OpenSSL isn’t formally verified!?
No, neither is any part of your browser, your kernel, your hardware, the image rendering libraries that your browser uses, the web servers you talk to, or basically any other part of the system you use.
The closest to formally verified in your day-to-day life that you’re going to get may well be the brakes on your car, or the control systems on a jet engine. I shit you not.
We live on fragile hopes and dreams.
At lot of the internet is learning a lot more about how software in the wild functions after heartbleed. I found that statement to be one of the best summaries.
2 thoughts on “We live on fragile hopes and dreams”
I think the only bit of software that I know of that is formally verified is Knuth’s TeX.

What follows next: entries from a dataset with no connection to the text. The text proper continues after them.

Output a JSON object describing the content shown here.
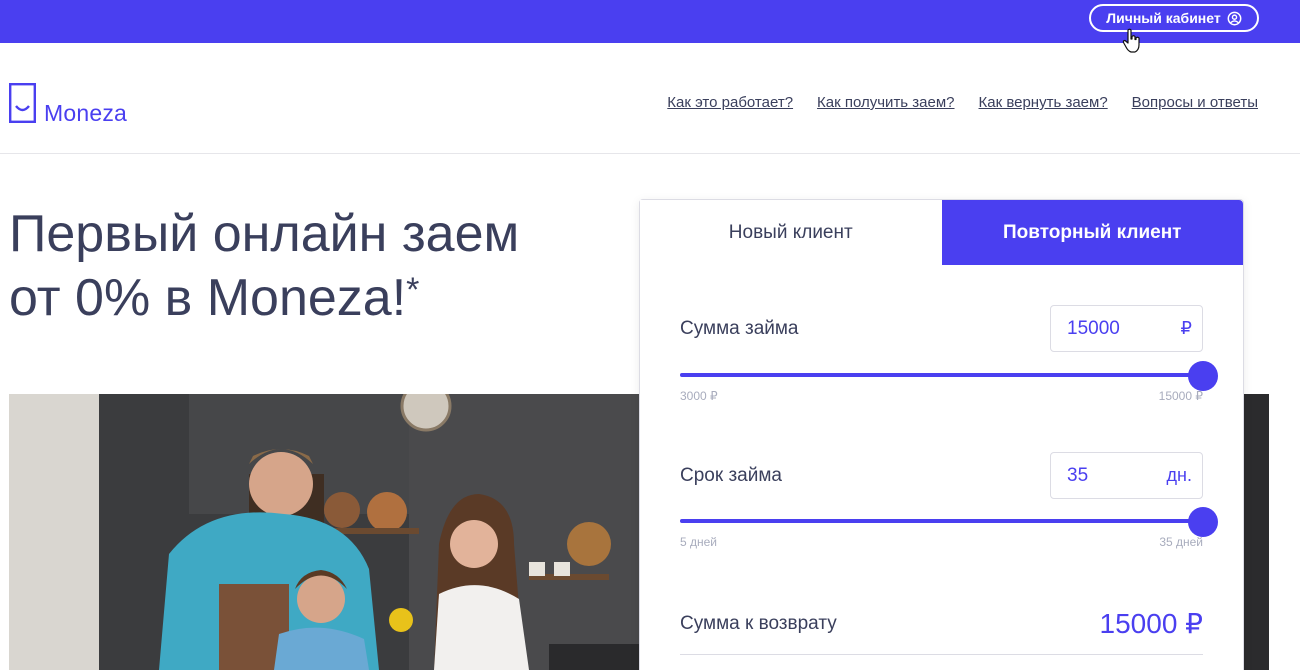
{
  "topbar": {
    "cabinet_label": "Личный кабинет",
    "icon": "user-circle-icon"
  },
  "header": {
    "logo_text": "Moneza",
    "nav": [
      {
        "label": "Как это работает?"
      },
      {
        "label": "Как получить заем?"
      },
      {
        "label": "Как вернуть заем?"
      },
      {
        "label": "Вопросы и ответы"
      }
    ]
  },
  "hero": {
    "title_line1": "Первый онлайн заем",
    "title_line2": "от 0% в Moneza!",
    "title_star": "*"
  },
  "calculator": {
    "tabs": [
      {
        "label": "Новый клиент",
        "active": false
      },
      {
        "label": "Повторный клиент",
        "active": true
      }
    ],
    "amount": {
      "label": "Сумма займа",
      "value": "15000",
      "unit": "₽",
      "min_label": "3000 ₽",
      "max_label": "15000 ₽",
      "fraction": 1.0
    },
    "term": {
      "label": "Срок займа",
      "value": "35",
      "unit": "дн.",
      "min_label": "5 дней",
      "max_label": "35 дней",
      "fraction": 1.0
    },
    "return": {
      "label": "Сумма к возврату",
      "value": "15000 ₽"
    }
  },
  "colors": {
    "accent": "#4a3ff0",
    "text": "#3a3f5c",
    "muted": "#a8acbd"
  }
}
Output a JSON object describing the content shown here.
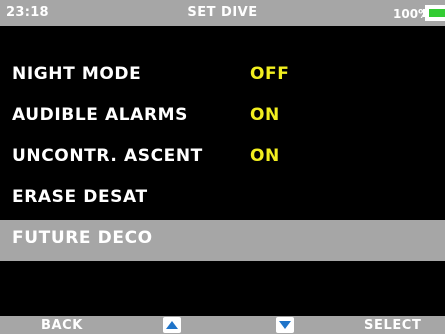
{
  "status": {
    "time": "23:18",
    "title": "SET DIVE",
    "battery_level": "100%"
  },
  "menu": {
    "items": [
      {
        "label": "NIGHT MODE",
        "value": "OFF"
      },
      {
        "label": "AUDIBLE ALARMS",
        "value": "ON"
      },
      {
        "label": "UNCONTR. ASCENT",
        "value": "ON"
      },
      {
        "label": "ERASE DESAT",
        "value": ""
      },
      {
        "label": "FUTURE DECO",
        "value": ""
      }
    ],
    "selected_index": 4
  },
  "softkeys": {
    "back": "BACK",
    "up_icon": "arrow-up-icon",
    "down_icon": "arrow-down-icon",
    "select": "SELECT"
  },
  "colors": {
    "bar_gray": "#a6a6a6",
    "background": "#000000",
    "value_yellow": "#f2ef1f",
    "battery_green": "#33cc33",
    "arrow_blue": "#1f74c9"
  }
}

TeX isn’t formally verified . On the other hand, Microsoft does formally verify third-party drivers .
Altran Praxis is a software company in the U.K. that has used formal methods on some safety-critical projects.